Published

Author(s)

Jack A. Stone Jr., Alois Stejskal

Abstract

The refractive index of helium at atmospheric pressure can be calculated from first principles with a very low uncertainty, on the order of 10^-10. Furthermore, the low refractive index of helium puts minimal demands on the pressure and temperature measurements required to determine the refractive index of a given sample of helium gas. Therefore helium can serve as a practical, theory-based standard of refractive index that might be used in place of air for ultra-high accuracy interferometric length measurements. Because its index of refraction is known, helium can also be used to characterize and correct errors in a gas refractometer. We have built two refractometers based on a laser locked to the transmission maximum of a Fabry-Perot cavity, and we use helium to measure and correct pressure-induced distortions of the refractometers. (We have also characterized other sources of error in our Fabry-Perot refractometers, such as errors associated with the effect of humidity on the mirror coatings.) As a proof-of-principle of the helium-correction technique, we have used our refractometers to measure the molar refractivity of nitrogen and we find reasonable agreement with previous measurements. When our two refractometers simultaneously measure the refractive index of a common nitrogen sample, we find that the two systems agree with each other within a few parts in 10^-9. The good agreement suggests that many potentially troubling sources of uncertainty can be overcome. These measurements are sufficiently encouraging that one might speculate on the possibility of developing pressure standards based on refractometry.
Citation
NCSLI Newsletter
Volume
45
Issue
2

Keywords

helium, index of refraction, refractometer

Citation

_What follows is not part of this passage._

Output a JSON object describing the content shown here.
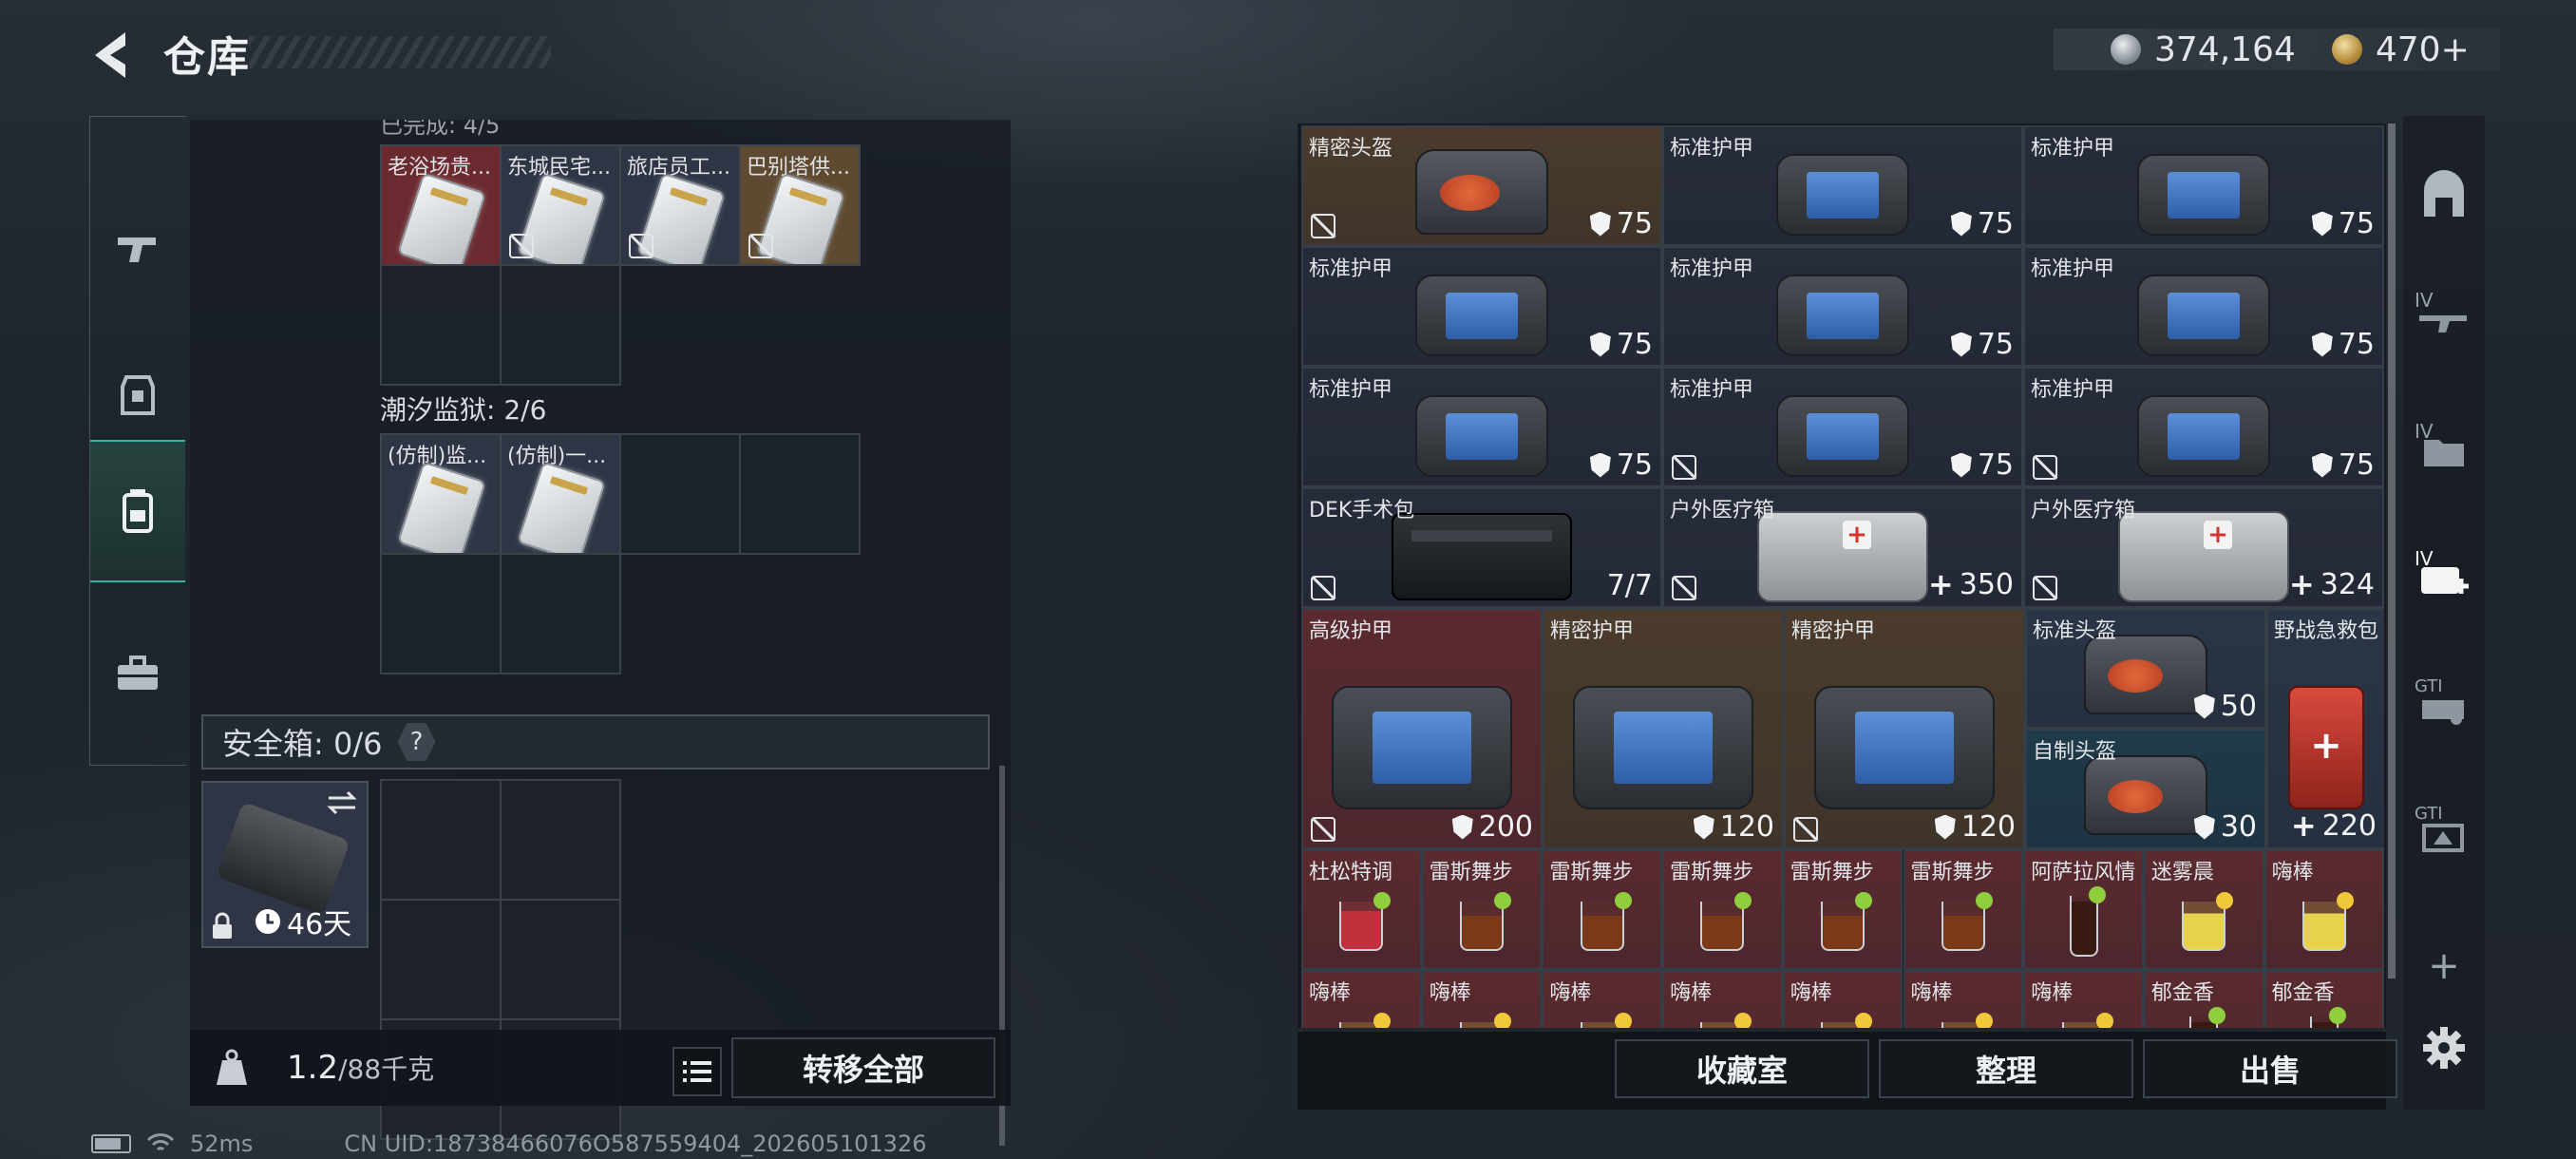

Stone, J. and Stejskal, A. (2005), Refractometry Using a Helium Standard, NCSLI Newsletter (Accessed April 19, 2024)
Created April 1, 2005, Updated February 19, 2017